Researchers at the CCR have worked on several projects related to community violence prevention strategies. Our ongoing work in Oakland is based on several of these previous projects, notably Boston’s Operation Ceasefire focused deterrence project. Focused deterrence strategies seek to change offender behavior by understanding underlying crime‐producing dynamics and conditions that sustain recurring crime problems, and by implementing a blended strategy of community mobilization, social service actions, and law enforcement. In 2012, the Ceasefire Oakland Partnership was launched to bring the Ceasefire strategy to Oakland. The Oakland project has three primary goals:
- Reduce gang-related shootings and homicides
- Decrease recidivism and incarceration rates of individuals participating in the intervention
- Strengthen police-community relations

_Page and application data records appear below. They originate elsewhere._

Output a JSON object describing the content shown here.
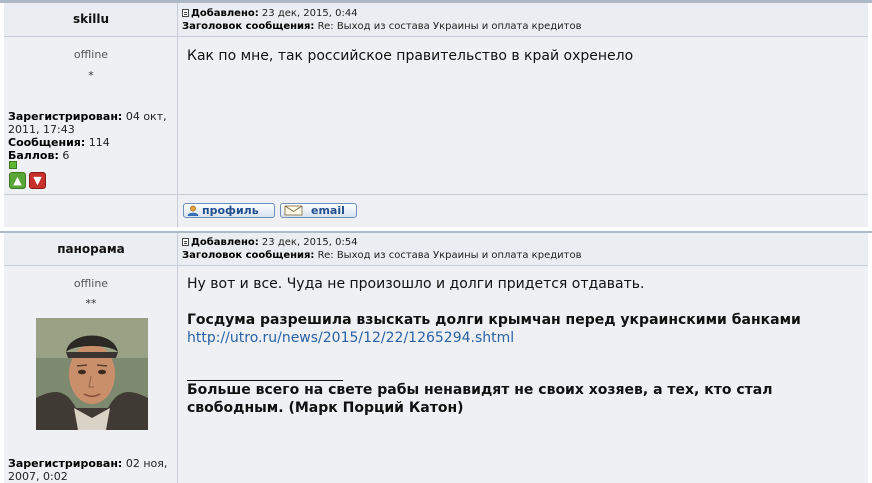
{
  "posts": [
    {
      "author": "skillu",
      "added_label": "Добавлено:",
      "added_value": "23 дек, 2015, 0:44",
      "subject_label": "Заголовок сообщения:",
      "subject_value": "Re: Выход из состава Украины и оплата кредитов",
      "status": "offline",
      "rank": "*",
      "registered_label": "Зарегистрирован:",
      "registered_value": "04 окт, 2011, 17:43",
      "messages_label": "Сообщения:",
      "messages_value": "114",
      "points_label": "Баллов:",
      "points_value": "6",
      "message": "Как по мне, так российское правительство в край охренело",
      "buttons": {
        "profile": "профиль",
        "email": "email"
      }
    },
    {
      "author": "панорама",
      "added_label": "Добавлено:",
      "added_value": "23 дек, 2015, 0:54",
      "subject_label": "Заголовок сообщения:",
      "subject_value": "Re: Выход из состава Украины и оплата кредитов",
      "status": "offline",
      "rank": "**",
      "registered_label": "Зарегистрирован:",
      "registered_value": "02 ноя, 2007, 0:02",
      "message_line1": "Ну вот и все. Чуда не произошло и долги придется отдавать.",
      "message_headline": "Госдума разрешила взыскать долги крымчан перед украинскими банками",
      "message_link": "http://utro.ru/news/2015/12/22/1265294.shtml",
      "signature": "Больше всего на свете рабы ненавидят не своих хозяев, а тех, кто стал свободным. (Марк Порций Катон)"
    }
  ],
  "icons": {
    "post": "post-icon",
    "online_indicator": "green-square-icon",
    "vote_up": "thumbs-up-icon",
    "vote_down": "thumbs-down-icon",
    "profile": "profile-icon",
    "email": "envelope-icon"
  },
  "colors": {
    "background": "#eef0f3",
    "border": "#c6cdd6",
    "link": "#2a62a4",
    "button_text": "#1f4f8e"
  }
}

We have been working with the Ceasefire Oakland Partnership to study the effects of the program on community outcomes, and consider how successful elements of the program might be expanded to other sites. Our quasi-experimental evaluation findings suggest that the Oakland Ceasefire strategy was effective in reducing fatal and non-fatal shootings in the city. The Oakland Ceasefire strategy generated reductions in shootings in treated neighborhoods and by treated gangs relative to shootings in untreated neighborhoods and by untreated gangs, respectively. We continue to collect data to understand the effects of this strategy on individual recidivism and victimization as well as police-community relations.